> **Exercise brief**:
Here is a listing. Reproduce it exactly.

> **Material to process**:

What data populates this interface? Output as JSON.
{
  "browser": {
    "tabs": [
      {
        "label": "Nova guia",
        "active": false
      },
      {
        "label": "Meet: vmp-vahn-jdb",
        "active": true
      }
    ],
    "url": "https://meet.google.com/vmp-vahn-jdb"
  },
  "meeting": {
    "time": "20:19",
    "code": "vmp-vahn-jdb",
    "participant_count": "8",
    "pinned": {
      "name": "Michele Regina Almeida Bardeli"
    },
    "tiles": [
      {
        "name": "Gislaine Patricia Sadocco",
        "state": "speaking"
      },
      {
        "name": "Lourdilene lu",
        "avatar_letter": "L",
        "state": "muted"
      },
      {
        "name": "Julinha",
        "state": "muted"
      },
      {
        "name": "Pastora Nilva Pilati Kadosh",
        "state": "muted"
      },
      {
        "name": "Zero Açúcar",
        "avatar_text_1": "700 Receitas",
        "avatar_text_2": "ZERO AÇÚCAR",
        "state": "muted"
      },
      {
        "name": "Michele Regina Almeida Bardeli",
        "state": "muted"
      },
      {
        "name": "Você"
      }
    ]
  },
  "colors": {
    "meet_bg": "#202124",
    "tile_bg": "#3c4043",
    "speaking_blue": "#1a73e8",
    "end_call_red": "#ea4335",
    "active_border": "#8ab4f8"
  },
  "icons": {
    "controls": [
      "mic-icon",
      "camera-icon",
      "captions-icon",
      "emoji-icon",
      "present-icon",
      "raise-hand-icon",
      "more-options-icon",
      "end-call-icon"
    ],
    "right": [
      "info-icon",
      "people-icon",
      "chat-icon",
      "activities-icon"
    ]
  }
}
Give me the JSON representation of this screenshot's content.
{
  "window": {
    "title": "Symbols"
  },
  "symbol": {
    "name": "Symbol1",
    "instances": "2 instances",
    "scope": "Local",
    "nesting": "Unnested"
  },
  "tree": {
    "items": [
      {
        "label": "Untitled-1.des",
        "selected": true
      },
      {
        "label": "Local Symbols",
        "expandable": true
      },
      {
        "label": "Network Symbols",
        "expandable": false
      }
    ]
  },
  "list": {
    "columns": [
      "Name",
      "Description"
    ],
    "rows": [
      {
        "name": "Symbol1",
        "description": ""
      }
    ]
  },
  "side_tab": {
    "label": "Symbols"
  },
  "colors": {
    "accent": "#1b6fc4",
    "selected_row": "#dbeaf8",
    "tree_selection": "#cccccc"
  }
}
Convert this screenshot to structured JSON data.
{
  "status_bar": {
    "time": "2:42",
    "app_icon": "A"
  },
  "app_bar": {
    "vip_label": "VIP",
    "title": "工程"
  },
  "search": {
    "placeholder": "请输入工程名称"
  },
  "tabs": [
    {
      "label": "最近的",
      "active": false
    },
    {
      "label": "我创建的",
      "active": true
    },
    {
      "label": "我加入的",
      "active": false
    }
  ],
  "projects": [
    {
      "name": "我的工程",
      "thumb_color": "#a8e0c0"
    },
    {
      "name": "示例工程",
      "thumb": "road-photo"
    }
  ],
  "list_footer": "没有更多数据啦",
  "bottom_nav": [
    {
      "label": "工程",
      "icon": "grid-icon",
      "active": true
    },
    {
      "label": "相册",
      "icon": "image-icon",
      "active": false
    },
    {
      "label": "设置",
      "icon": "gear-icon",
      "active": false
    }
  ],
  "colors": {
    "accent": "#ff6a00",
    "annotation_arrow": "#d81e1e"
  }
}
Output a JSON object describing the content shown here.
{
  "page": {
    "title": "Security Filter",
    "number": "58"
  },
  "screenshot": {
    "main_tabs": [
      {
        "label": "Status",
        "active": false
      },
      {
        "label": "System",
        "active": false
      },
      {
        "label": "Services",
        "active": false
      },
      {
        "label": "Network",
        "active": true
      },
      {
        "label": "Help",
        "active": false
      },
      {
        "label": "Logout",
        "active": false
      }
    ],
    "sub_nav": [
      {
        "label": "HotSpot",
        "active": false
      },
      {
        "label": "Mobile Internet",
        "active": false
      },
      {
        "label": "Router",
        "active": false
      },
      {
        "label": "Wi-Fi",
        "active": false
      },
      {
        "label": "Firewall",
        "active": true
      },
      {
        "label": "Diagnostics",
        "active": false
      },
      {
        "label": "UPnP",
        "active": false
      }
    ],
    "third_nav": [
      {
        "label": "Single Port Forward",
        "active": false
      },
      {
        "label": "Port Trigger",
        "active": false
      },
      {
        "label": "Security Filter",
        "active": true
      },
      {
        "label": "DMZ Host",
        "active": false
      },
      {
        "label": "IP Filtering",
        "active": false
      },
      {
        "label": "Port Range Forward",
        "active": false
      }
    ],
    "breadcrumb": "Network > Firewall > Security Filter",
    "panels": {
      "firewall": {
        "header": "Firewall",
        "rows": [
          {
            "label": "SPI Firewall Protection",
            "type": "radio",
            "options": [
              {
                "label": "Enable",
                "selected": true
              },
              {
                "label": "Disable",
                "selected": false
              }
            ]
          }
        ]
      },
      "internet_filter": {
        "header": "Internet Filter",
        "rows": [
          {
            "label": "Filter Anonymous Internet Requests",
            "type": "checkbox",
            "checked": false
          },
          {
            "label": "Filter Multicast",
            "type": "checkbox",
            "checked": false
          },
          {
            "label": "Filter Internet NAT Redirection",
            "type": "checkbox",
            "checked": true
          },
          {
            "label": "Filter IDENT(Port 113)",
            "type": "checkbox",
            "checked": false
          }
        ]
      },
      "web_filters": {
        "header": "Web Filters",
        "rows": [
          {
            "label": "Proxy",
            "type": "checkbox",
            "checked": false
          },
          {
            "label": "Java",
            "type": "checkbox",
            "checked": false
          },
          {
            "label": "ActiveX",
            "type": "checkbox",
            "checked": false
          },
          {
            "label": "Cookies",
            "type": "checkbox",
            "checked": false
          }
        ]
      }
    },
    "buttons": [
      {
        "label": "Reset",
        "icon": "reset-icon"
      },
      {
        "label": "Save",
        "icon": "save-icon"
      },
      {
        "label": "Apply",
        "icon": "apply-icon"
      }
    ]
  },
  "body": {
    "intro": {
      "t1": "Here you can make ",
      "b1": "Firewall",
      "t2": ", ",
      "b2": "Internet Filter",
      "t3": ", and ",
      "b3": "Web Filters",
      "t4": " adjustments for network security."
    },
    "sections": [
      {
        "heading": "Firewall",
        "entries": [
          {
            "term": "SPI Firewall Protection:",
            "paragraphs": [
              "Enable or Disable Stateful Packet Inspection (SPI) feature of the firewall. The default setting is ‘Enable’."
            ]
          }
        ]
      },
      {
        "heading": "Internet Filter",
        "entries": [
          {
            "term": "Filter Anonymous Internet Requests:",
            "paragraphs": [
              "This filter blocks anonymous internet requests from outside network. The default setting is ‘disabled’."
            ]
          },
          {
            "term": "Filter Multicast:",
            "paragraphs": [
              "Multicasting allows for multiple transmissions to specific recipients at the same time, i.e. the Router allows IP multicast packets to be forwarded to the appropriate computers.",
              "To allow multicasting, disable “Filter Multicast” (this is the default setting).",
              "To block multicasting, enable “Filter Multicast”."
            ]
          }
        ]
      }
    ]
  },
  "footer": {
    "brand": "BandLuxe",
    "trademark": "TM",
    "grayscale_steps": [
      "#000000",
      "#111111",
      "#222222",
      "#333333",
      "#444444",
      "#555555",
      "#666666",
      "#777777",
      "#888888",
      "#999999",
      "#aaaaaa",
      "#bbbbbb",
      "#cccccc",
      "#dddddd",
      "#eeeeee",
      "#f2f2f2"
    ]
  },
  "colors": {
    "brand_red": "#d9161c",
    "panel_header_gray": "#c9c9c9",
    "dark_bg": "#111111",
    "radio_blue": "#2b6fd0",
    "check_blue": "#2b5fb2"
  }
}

> **Response area**:
What data populates this interface? Output as JSON.
{
  "browser": {
    "tabs": [
      {
        "label": "Nova guia",
        "active": false
      },
      {
        "label": "Meet: vmp-vahn-jdb",
        "active": true
      }
    ],
    "url": "https://meet.google.com/vmp-vahn-jdb"
  },
  "meeting": {
    "time": "20:19",
    "code": "vmp-vahn-jdb",
    "participant_count": "8",
    "pinned": {
      "name": "Michele Regina Almeida Bardeli"
    },
    "tiles": [
      {
        "name": "Gislaine Patricia Sadocco",
        "state": "speaking"
      },
      {
        "name": "Lourdilene lu",
        "avatar_letter": "L",
        "state": "muted"
      },
      {
        "name": "Julinha",
        "state": "muted"
      },
      {
        "name": "Pastora Nilva Pilati Kadosh",
        "state": "muted"
      },
      {
        "name": "Zero Açúcar",
        "avatar_text_1": "700 Receitas",
        "avatar_text_2": "ZERO AÇÚCAR",
        "state": "muted"
      },
      {
        "name": "Michele Regina Almeida Bardeli",
        "state": "muted"
      },
      {
        "name": "Você"
      }
    ]
  },
  "colors": {
    "meet_bg": "#202124",
    "tile_bg": "#3c4043",
    "speaking_blue": "#1a73e8",
    "end_call_red": "#ea4335",
    "active_border": "#8ab4f8"
  },
  "icons": {
    "controls": [
      "mic-icon",
      "camera-icon",
      "captions-icon",
      "emoji-icon",
      "present-icon",
      "raise-hand-icon",
      "more-options-icon",
      "end-call-icon"
    ],
    "right": [
      "info-icon",
      "people-icon",
      "chat-icon",
      "activities-icon"
    ]
  }
}
Give me the JSON representation of this screenshot's content.
{
  "window": {
    "title": "Symbols"
  },
  "symbol": {
    "name": "Symbol1",
    "instances": "2 instances",
    "scope": "Local",
    "nesting": "Unnested"
  },
  "tree": {
    "items": [
      {
        "label": "Untitled-1.des",
        "selected": true
      },
      {
        "label": "Local Symbols",
        "expandable": true
      },
      {
        "label": "Network Symbols",
        "expandable": false
      }
    ]
  },
  "list": {
    "columns": [
      "Name",
      "Description"
    ],
    "rows": [
      {
        "name": "Symbol1",
        "description": ""
      }
    ]
  },
  "side_tab": {
    "label": "Symbols"
  },
  "colors": {
    "accent": "#1b6fc4",
    "selected_row": "#dbeaf8",
    "tree_selection": "#cccccc"
  }
}
Convert this screenshot to structured JSON data.
{
  "status_bar": {
    "time": "2:42",
    "app_icon": "A"
  },
  "app_bar": {
    "vip_label": "VIP",
    "title": "工程"
  },
  "search": {
    "placeholder": "请输入工程名称"
  },
  "tabs": [
    {
      "label": "最近的",
      "active": false
    },
    {
      "label": "我创建的",
      "active": true
    },
    {
      "label": "我加入的",
      "active": false
    }
  ],
  "projects": [
    {
      "name": "我的工程",
      "thumb_color": "#a8e0c0"
    },
    {
      "name": "示例工程",
      "thumb": "road-photo"
    }
  ],
  "list_footer": "没有更多数据啦",
  "bottom_nav": [
    {
      "label": "工程",
      "icon": "grid-icon",
      "active": true
    },
    {
      "label": "相册",
      "icon": "image-icon",
      "active": false
    },
    {
      "label": "设置",
      "icon": "gear-icon",
      "active": false
    }
  ],
  "colors": {
    "accent": "#ff6a00",
    "annotation_arrow": "#d81e1e"
  }
}
Output a JSON object describing the content shown here.
{
  "page": {
    "title": "Security Filter",
    "number": "58"
  },
  "screenshot": {
    "main_tabs": [
      {
        "label": "Status",
        "active": false
      },
      {
        "label": "System",
        "active": false
      },
      {
        "label": "Services",
        "active": false
      },
      {
        "label": "Network",
        "active": true
      },
      {
        "label": "Help",
        "active": false
      },
      {
        "label": "Logout",
        "active": false
      }
    ],
    "sub_nav": [
      {
        "label": "HotSpot",
        "active": false
      },
      {
        "label": "Mobile Internet",
        "active": false
      },
      {
        "label": "Router",
        "active": false
      },
      {
        "label": "Wi-Fi",
        "active": false
      },
      {
        "label": "Firewall",
        "active": true
      },
      {
        "label": "Diagnostics",
        "active": false
      },
      {
        "label": "UPnP",
        "active": false
      }
    ],
    "third_nav": [
      {
        "label": "Single Port Forward",
        "active": false
      },
      {
        "label": "Port Trigger",
        "active": false
      },
      {
        "label": "Security Filter",
        "active": true
      },
      {
        "label": "DMZ Host",
        "active": false
      },
      {
        "label": "IP Filtering",
        "active": false
      },
      {
        "label": "Port Range Forward",
        "active": false
      }
    ],
    "breadcrumb": "Network > Firewall > Security Filter",
    "panels": {
      "firewall": {
        "header": "Firewall",
        "rows": [
          {
            "label": "SPI Firewall Protection",
            "type": "radio",
            "options": [
              {
                "label": "Enable",
                "selected": true
              },
              {
                "label": "Disable",
                "selected": false
              }
            ]
          }
        ]
      },
      "internet_filter": {
        "header": "Internet Filter",
        "rows": [
          {
            "label": "Filter Anonymous Internet Requests",
            "type": "checkbox",
            "checked": false
          },
          {
            "label": "Filter Multicast",
            "type": "checkbox",
            "checked": false
          },
          {
            "label": "Filter Internet NAT Redirection",
            "type": "checkbox",
            "checked": true
          },
          {
            "label": "Filter IDENT(Port 113)",
            "type": "checkbox",
            "checked": false
          }
        ]
      },
      "web_filters": {
        "header": "Web Filters",
        "rows": [
          {
            "label": "Proxy",
            "type": "checkbox",
            "checked": false
          },
          {
            "label": "Java",
            "type": "checkbox",
            "checked": false
          },
          {
            "label": "ActiveX",
            "type": "checkbox",
            "checked": false
          },
          {
            "label": "Cookies",
            "type": "checkbox",
            "checked": false
          }
        ]
      }
    },
    "buttons": [
      {
        "label": "Reset",
        "icon": "reset-icon"
      },
      {
        "label": "Save",
        "icon": "save-icon"
      },
      {
        "label": "Apply",
        "icon": "apply-icon"
      }
    ]
  },
  "body": {
    "intro": {
      "t1": "Here you can make ",
      "b1": "Firewall",
      "t2": ", ",
      "b2": "Internet Filter",
      "t3": ", and ",
      "b3": "Web Filters",
      "t4": " adjustments for network security."
    },
    "sections": [
      {
        "heading": "Firewall",
        "entries": [
          {
            "term": "SPI Firewall Protection:",
            "paragraphs": [
              "Enable or Disable Stateful Packet Inspection (SPI) feature of the firewall. The default setting is ‘Enable’."
            ]
          }
        ]
      },
      {
        "heading": "Internet Filter",
        "entries": [
          {
            "term": "Filter Anonymous Internet Requests:",
            "paragraphs": [
              "This filter blocks anonymous internet requests from outside network. The default setting is ‘disabled’."
            ]
          },
          {
            "term": "Filter Multicast:",
            "paragraphs": [
              "Multicasting allows for multiple transmissions to specific recipients at the same time, i.e. the Router allows IP multicast packets to be forwarded to the appropriate computers.",
              "To allow multicasting, disable “Filter Multicast” (this is the default setting).",
              "To block multicasting, enable “Filter Multicast”."
            ]
          }
        ]
      }
    ]
  },
  "footer": {
    "brand": "BandLuxe",
    "trademark": "TM",
    "grayscale_steps": [
      "#000000",
      "#111111",
      "#222222",
      "#333333",
      "#444444",
      "#555555",
      "#666666",
      "#777777",
      "#888888",
      "#999999",
      "#aaaaaa",
      "#bbbbbb",
      "#cccccc",
      "#dddddd",
      "#eeeeee",
      "#f2f2f2"
    ]
  },
  "colors": {
    "brand_red": "#d9161c",
    "panel_header_gray": "#c9c9c9",
    "dark_bg": "#111111",
    "radio_blue": "#2b6fd0",
    "check_blue": "#2b5fb2"
  }
}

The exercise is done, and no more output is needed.